Deficit Swells to New Record Levels
No matter how one looks at these numbers, it is very bad news. The federal deficit is getting worse year-after-year. In 2019, the U.S. government spent a trillion dollars more than it took in. The budget gap is now at $984 billion and the deficit has been worsening during each of the last four years. There was a period in the 1980s when the deficit situation was even worse, but that was a period marked by two recessions and an unemployment rate of 11%. The deficits the government has been running of late have taken place during a period when it would have been expected to have improved.
Analysis: The reason for this major budget imbalance is not hard to determine, but that doesn't make finding solutions any simpler. The big tax cut reduced revenue sharply and there as there was no countervailing tax income from growth. The major spending categories for the government have continued to grow as the population ages. The biggest and fastest-growing segments of the budget have been Medicare and Social Security. Both of these are slated to keep expanding for several more years. Medicaid has also expanded, but not as fast. The military has seen a major increase in its budget. Then there is the annual outlay for debt service, which is creeping up on $400 billion a year. There has been very slow growth in the rest of the federal budget, but that only accounts for about 30% of the total. In the event of another recession, the outlay on spending for unemployment and various welfare assistance programs will surge and the budget will be even more strained than it is now.
We Cat and Dog People Already Knew This
There is always some debate over whether the animals in our care really have any feelings for us. At least there is a debate among those who don't have an animal to care for. The cynics assert they just notice us in order to be assured regular feedings. There are always those who think it clever to assert that cats are really plotting the demise of the human. We all know better and have seen ample evidence of how much our cats and dogs value and love us. Now we have some more scientific proof. It has been shown that dogs and cats activate the same areas of their brains as humans do when they are feeling love. It is the reward center of the brain.
I am no expert on the brain—human, dog or cat. I don't know that I fully understand what these brain scans have revealed about what dogs and cats think of their humans. I tend to pay attention to what my feline five do. It seems pretty obvious that we matter as more than food provider and something warm to lie next to. Scoot has always been the most demonstrative of the bunch and her behavior towards me is clearly based on affection. I am not the feeder in the family due to my travel schedule, that task falls to my wife. Scoot likes her well enough, but she seeks me out and sticks to me like glue when all she gets from me is lots of attention. Those dreamy looks I get when I have been gone a while seem pretty authentic to me.

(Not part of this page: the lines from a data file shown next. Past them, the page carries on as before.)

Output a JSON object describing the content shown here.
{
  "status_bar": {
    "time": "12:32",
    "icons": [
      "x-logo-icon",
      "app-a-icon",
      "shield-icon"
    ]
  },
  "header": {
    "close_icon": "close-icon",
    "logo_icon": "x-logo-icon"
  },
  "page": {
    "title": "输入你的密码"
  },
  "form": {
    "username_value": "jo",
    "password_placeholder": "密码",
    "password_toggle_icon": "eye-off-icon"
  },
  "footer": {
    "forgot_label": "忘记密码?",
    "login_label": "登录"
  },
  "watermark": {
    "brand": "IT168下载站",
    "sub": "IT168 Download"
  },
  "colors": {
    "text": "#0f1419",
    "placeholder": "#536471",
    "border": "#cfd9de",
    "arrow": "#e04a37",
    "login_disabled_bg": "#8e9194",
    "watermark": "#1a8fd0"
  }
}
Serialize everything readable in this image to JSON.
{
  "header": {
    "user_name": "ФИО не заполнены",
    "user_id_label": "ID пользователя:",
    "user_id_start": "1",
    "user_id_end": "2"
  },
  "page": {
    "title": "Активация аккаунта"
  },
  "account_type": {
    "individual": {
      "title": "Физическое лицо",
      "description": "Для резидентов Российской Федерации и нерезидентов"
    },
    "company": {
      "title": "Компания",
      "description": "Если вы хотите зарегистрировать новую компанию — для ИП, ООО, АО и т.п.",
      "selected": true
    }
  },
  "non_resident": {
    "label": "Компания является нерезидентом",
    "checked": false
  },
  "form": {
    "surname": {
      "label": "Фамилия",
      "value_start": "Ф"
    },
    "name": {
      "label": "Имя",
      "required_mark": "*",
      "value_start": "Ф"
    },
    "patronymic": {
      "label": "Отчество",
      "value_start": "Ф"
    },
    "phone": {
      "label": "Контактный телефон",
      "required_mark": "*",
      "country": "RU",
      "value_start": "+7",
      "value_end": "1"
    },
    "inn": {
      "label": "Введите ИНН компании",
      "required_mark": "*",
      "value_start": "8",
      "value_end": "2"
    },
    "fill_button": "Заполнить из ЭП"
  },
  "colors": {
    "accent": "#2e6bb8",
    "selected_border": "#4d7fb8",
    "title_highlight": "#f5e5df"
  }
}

Terrorist Incidents in France 1970 to 2019
The map shows the terrorist incidents that have taken place in France from 1970 to 2019. These are groups that are motivated by nationalism, Islamic radicalism, left-wing politics, right-wing politics and others. The point is terror is ubiquitous and nearly constant. Wiping it out is next to impossible without creating a police state. Even that has not been a deterrent as many police states will attest. It is a threat and a danger that requires vigilance, but also requires sacrifice if the core values of a modern democracy are to be preserved.